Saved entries
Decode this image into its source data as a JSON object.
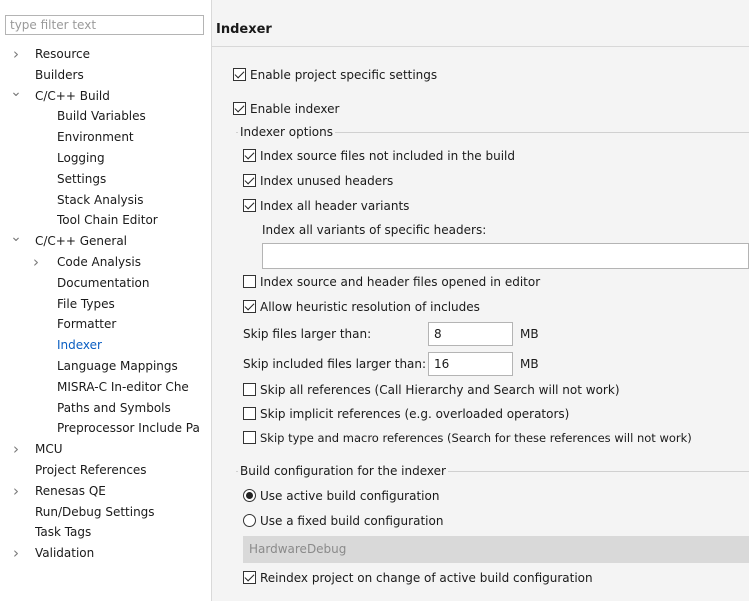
{
  "filter": {
    "placeholder": "type filter text"
  },
  "tree": [
    {
      "label": "Resource",
      "twisty": ">",
      "level": 0
    },
    {
      "label": "Builders",
      "twisty": "",
      "level": 0
    },
    {
      "label": "C/C++ Build",
      "twisty": "v",
      "level": 0
    },
    {
      "label": "Build Variables",
      "twisty": "",
      "level": 1
    },
    {
      "label": "Environment",
      "twisty": "",
      "level": 1
    },
    {
      "label": "Logging",
      "twisty": "",
      "level": 1
    },
    {
      "label": "Settings",
      "twisty": "",
      "level": 1
    },
    {
      "label": "Stack Analysis",
      "twisty": "",
      "level": 1
    },
    {
      "label": "Tool Chain Editor",
      "twisty": "",
      "level": 1
    },
    {
      "label": "C/C++ General",
      "twisty": "v",
      "level": 0
    },
    {
      "label": "Code Analysis",
      "twisty": ">",
      "level": 1
    },
    {
      "label": "Documentation",
      "twisty": "",
      "level": 1
    },
    {
      "label": "File Types",
      "twisty": "",
      "level": 1
    },
    {
      "label": "Formatter",
      "twisty": "",
      "level": 1
    },
    {
      "label": "Indexer",
      "twisty": "",
      "level": 1,
      "selected": true
    },
    {
      "label": "Language Mappings",
      "twisty": "",
      "level": 1
    },
    {
      "label": "MISRA-C In-editor Che",
      "twisty": "",
      "level": 1
    },
    {
      "label": "Paths and Symbols",
      "twisty": "",
      "level": 1
    },
    {
      "label": "Preprocessor Include Pa",
      "twisty": "",
      "level": 1
    },
    {
      "label": "MCU",
      "twisty": ">",
      "level": 0
    },
    {
      "label": "Project References",
      "twisty": "",
      "level": 0
    },
    {
      "label": "Renesas QE",
      "twisty": ">",
      "level": 0
    },
    {
      "label": "Run/Debug Settings",
      "twisty": "",
      "level": 0
    },
    {
      "label": "Task Tags",
      "twisty": "",
      "level": 0
    },
    {
      "label": "Validation",
      "twisty": ">",
      "level": 0
    }
  ],
  "page": {
    "title": "Indexer",
    "enable_project_specific": {
      "label": "Enable project specific settings",
      "checked": true
    },
    "enable_indexer": {
      "label": "Enable indexer",
      "checked": true
    },
    "indexer_options": {
      "label": "Indexer options",
      "index_source_not_in_build": {
        "label": "Index source files not included in the build",
        "checked": true
      },
      "index_unused_headers": {
        "label": "Index unused headers",
        "checked": true
      },
      "index_all_header_variants": {
        "label": "Index all header variants",
        "checked": true
      },
      "variants_specific_label": "Index all variants of specific headers:",
      "variants_specific_value": "",
      "index_opened_in_editor": {
        "label": "Index source and header files opened in editor",
        "checked": false
      },
      "heuristic_includes": {
        "label": "Allow heuristic resolution of includes",
        "checked": true
      },
      "skip_files_larger": {
        "label": "Skip files larger than:",
        "value": "8",
        "unit": "MB"
      },
      "skip_included_larger": {
        "label": "Skip included files larger than:",
        "value": "16",
        "unit": "MB"
      },
      "skip_all_refs": {
        "label": "Skip all references (Call Hierarchy and Search will not work)",
        "checked": false
      },
      "skip_implicit_refs": {
        "label": "Skip implicit references (e.g. overloaded operators)",
        "checked": false
      },
      "skip_type_macro_refs": {
        "label": "Skip type and macro references (Search for these references will not work)",
        "checked": false
      }
    },
    "build_config": {
      "label": "Build configuration for the indexer",
      "use_active": {
        "label": "Use active build configuration",
        "selected": true
      },
      "use_fixed": {
        "label": "Use a fixed build configuration",
        "selected": false
      },
      "fixed_value": "HardwareDebug",
      "reindex": {
        "label": "Reindex project on change of active build configuration",
        "checked": true
      }
    }
  }
}
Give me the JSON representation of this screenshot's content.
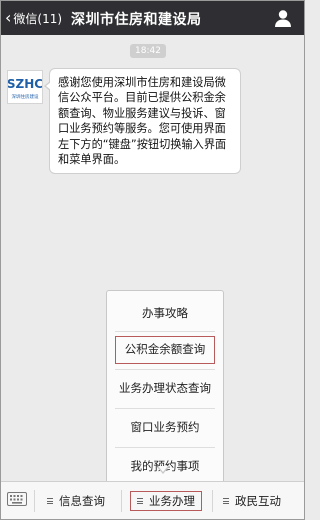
{
  "header": {
    "back_label": "微信(11)",
    "title": "深圳市住房和建设局"
  },
  "chat": {
    "timestamp": "18:42",
    "avatar_logo_text": "SZHC",
    "avatar_sub_text": "深圳住房建设",
    "message": "感谢您使用深圳市住房和建设局微信公众平台。目前已提供公积金余额查询、物业服务建议与投诉、窗口业务预约等服务。您可使用界面左下方的“键盘”按钮切换输入界面和菜单界面。"
  },
  "popup_menu": {
    "items": [
      {
        "label": "办事攻略",
        "highlighted": false
      },
      {
        "label": "公积金余额查询",
        "highlighted": true
      },
      {
        "label": "业务办理状态查询",
        "highlighted": false
      },
      {
        "label": "窗口业务预约",
        "highlighted": false
      },
      {
        "label": "我的预约事项",
        "highlighted": false
      }
    ]
  },
  "bottom_bar": {
    "tabs": [
      {
        "label": "信息查询",
        "highlighted": false
      },
      {
        "label": "业务办理",
        "highlighted": true
      },
      {
        "label": "政民互动",
        "highlighted": false
      }
    ]
  },
  "colors": {
    "header_bg": "#2f2f33",
    "highlight_border": "#b85a5a",
    "logo_blue": "#1f5fa8"
  }
}
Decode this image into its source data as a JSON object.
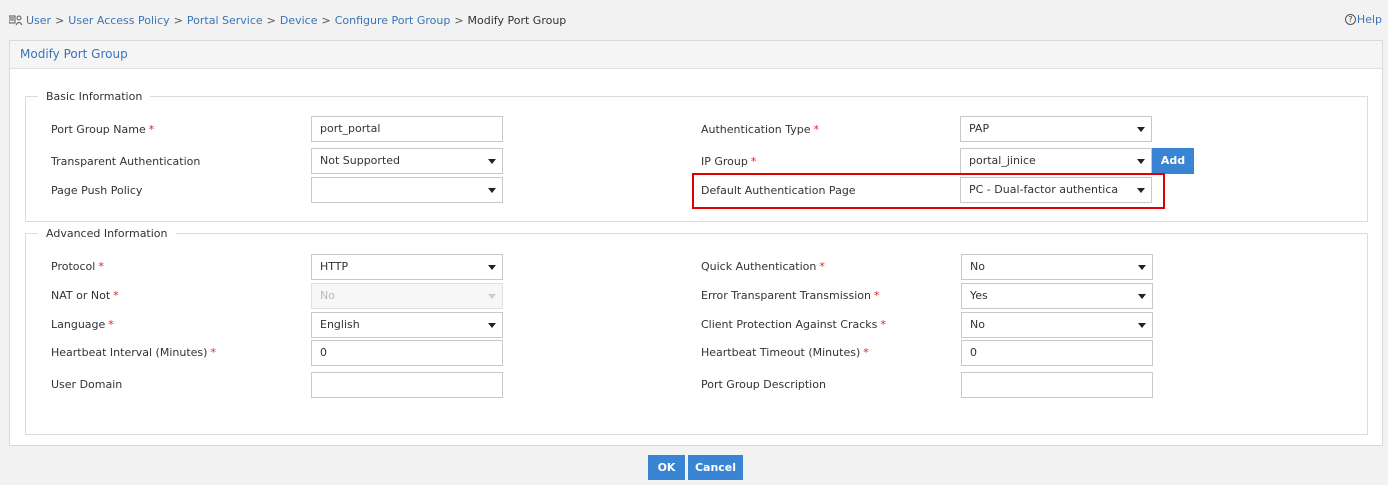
{
  "breadcrumb": {
    "items": [
      "User",
      "User Access Policy",
      "Portal Service",
      "Device",
      "Configure Port Group"
    ],
    "current": "Modify Port Group",
    "separator": ">"
  },
  "help": {
    "label": "Help"
  },
  "panel": {
    "title": "Modify Port Group"
  },
  "basic": {
    "legend": "Basic Information",
    "port_group_name": {
      "label": "Port Group Name",
      "value": "port_portal",
      "required": "*"
    },
    "transparent_auth": {
      "label": "Transparent Authentication",
      "value": "Not Supported"
    },
    "page_push_policy": {
      "label": "Page Push Policy",
      "value": ""
    },
    "auth_type": {
      "label": "Authentication Type",
      "value": "PAP",
      "required": "*"
    },
    "ip_group": {
      "label": "IP Group",
      "value": "portal_jinice",
      "required": "*",
      "add_label": "Add"
    },
    "default_auth_page": {
      "label": "Default Authentication Page",
      "value": "PC - Dual-factor authentica"
    }
  },
  "advanced": {
    "legend": "Advanced Information",
    "protocol": {
      "label": "Protocol",
      "value": "HTTP",
      "required": "*"
    },
    "nat": {
      "label": "NAT or Not",
      "value": "No",
      "required": "*"
    },
    "language": {
      "label": "Language",
      "value": "English",
      "required": "*"
    },
    "heartbeat_interval": {
      "label": "Heartbeat Interval (Minutes)",
      "value": "0",
      "required": "*"
    },
    "user_domain": {
      "label": "User Domain",
      "value": ""
    },
    "quick_auth": {
      "label": "Quick Authentication",
      "value": "No",
      "required": "*"
    },
    "error_transparent": {
      "label": "Error Transparent Transmission",
      "value": "Yes",
      "required": "*"
    },
    "client_protection": {
      "label": "Client Protection Against Cracks",
      "value": "No",
      "required": "*"
    },
    "heartbeat_timeout": {
      "label": "Heartbeat Timeout (Minutes)",
      "value": "0",
      "required": "*"
    },
    "port_group_desc": {
      "label": "Port Group Description",
      "value": ""
    }
  },
  "actions": {
    "ok_label": "OK",
    "cancel_label": "Cancel"
  },
  "colors": {
    "accent": "#3a84d4",
    "link": "#3a74b8",
    "required": "#e02020",
    "highlight": "#e00000"
  }
}
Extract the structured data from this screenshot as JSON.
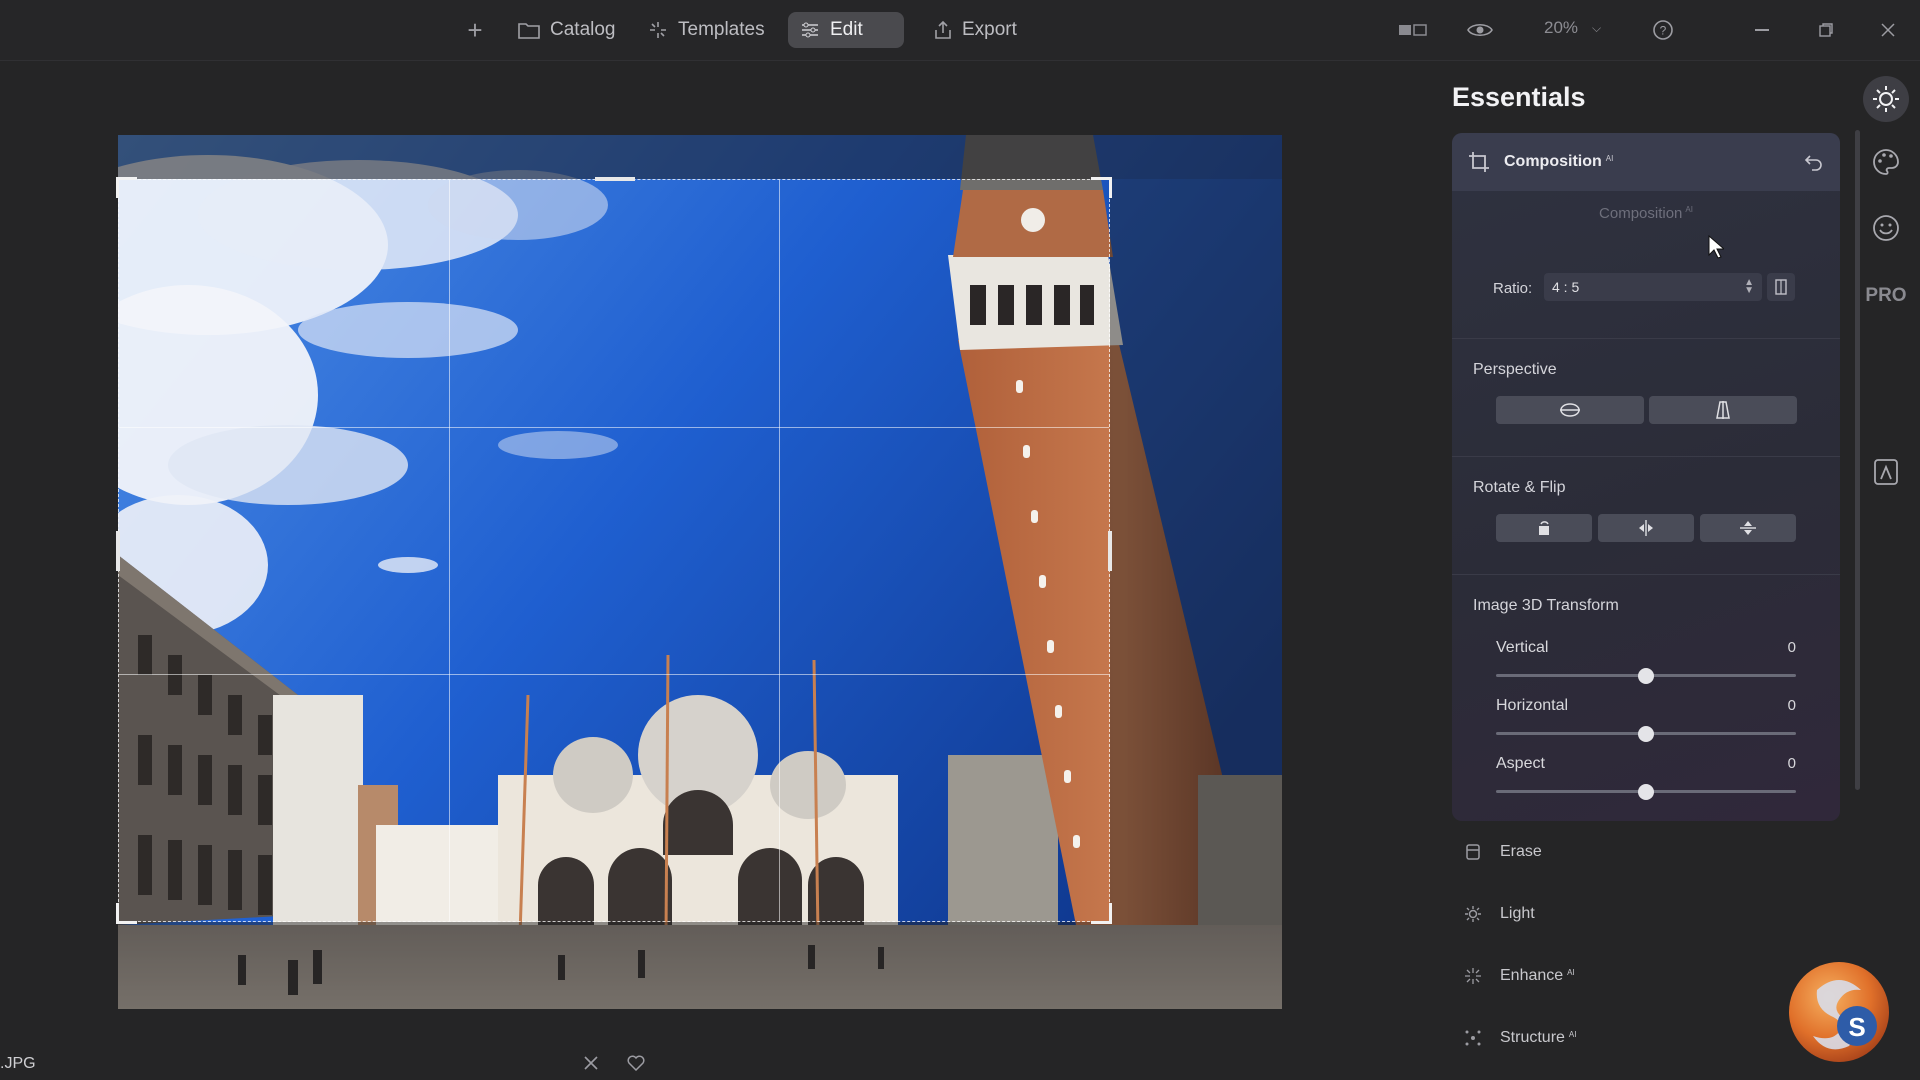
{
  "topbar": {
    "nav": [
      {
        "label": "Catalog",
        "icon": "folder-icon"
      },
      {
        "label": "Templates",
        "icon": "sparkle-icon"
      },
      {
        "label": "Edit",
        "icon": "sliders-icon",
        "active": true
      },
      {
        "label": "Export",
        "icon": "export-icon"
      }
    ],
    "add_icon": "plus-icon",
    "zoom": "20%"
  },
  "file": {
    "name": ".JPG"
  },
  "panel": {
    "title": "Essentials",
    "composition": {
      "header": "Composition",
      "ai_badge": "AI",
      "subheading": "Composition",
      "ratio_label": "Ratio:",
      "ratio_value": "4 : 5"
    },
    "perspective": {
      "title": "Perspective"
    },
    "rotate_flip": {
      "title": "Rotate & Flip"
    },
    "transform3d": {
      "title": "Image 3D Transform",
      "sliders": [
        {
          "label": "Vertical",
          "value": "0",
          "fraction": 0.5
        },
        {
          "label": "Horizontal",
          "value": "0",
          "fraction": 0.5
        },
        {
          "label": "Aspect",
          "value": "0",
          "fraction": 0.5
        }
      ]
    },
    "tools": [
      {
        "label": "Erase",
        "ai": false
      },
      {
        "label": "Light",
        "ai": false
      },
      {
        "label": "Enhance",
        "ai": true
      },
      {
        "label": "Structure",
        "ai": true
      }
    ]
  },
  "sidebar": {
    "pro_label": "PRO"
  },
  "colors": {
    "accent": "#4a4a4e",
    "panel": "#2f3240",
    "sky": "#1f5fd0"
  }
}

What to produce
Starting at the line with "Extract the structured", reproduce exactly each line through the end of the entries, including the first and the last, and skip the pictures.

Result for this exercise
Extract the structured data from this screenshot as JSON.
{
  "topbar": {
    "nav": [
      {
        "label": "Catalog",
        "icon": "folder-icon"
      },
      {
        "label": "Templates",
        "icon": "sparkle-icon"
      },
      {
        "label": "Edit",
        "icon": "sliders-icon",
        "active": true
      },
      {
        "label": "Export",
        "icon": "export-icon"
      }
    ],
    "add_icon": "plus-icon",
    "zoom": "20%"
  },
  "file": {
    "name": ".JPG"
  },
  "panel": {
    "title": "Essentials",
    "composition": {
      "header": "Composition",
      "ai_badge": "AI",
      "subheading": "Composition",
      "ratio_label": "Ratio:",
      "ratio_value": "4 : 5"
    },
    "perspective": {
      "title": "Perspective"
    },
    "rotate_flip": {
      "title": "Rotate & Flip"
    },
    "transform3d": {
      "title": "Image 3D Transform",
      "sliders": [
        {
          "label": "Vertical",
          "value": "0",
          "fraction": 0.5
        },
        {
          "label": "Horizontal",
          "value": "0",
          "fraction": 0.5
        },
        {
          "label": "Aspect",
          "value": "0",
          "fraction": 0.5
        }
      ]
    },
    "tools": [
      {
        "label": "Erase",
        "ai": false
      },
      {
        "label": "Light",
        "ai": false
      },
      {
        "label": "Enhance",
        "ai": true
      },
      {
        "label": "Structure",
        "ai": true
      }
    ]
  },
  "sidebar": {
    "pro_label": "PRO"
  },
  "colors": {
    "accent": "#4a4a4e",
    "panel": "#2f3240",
    "sky": "#1f5fd0"
  }
}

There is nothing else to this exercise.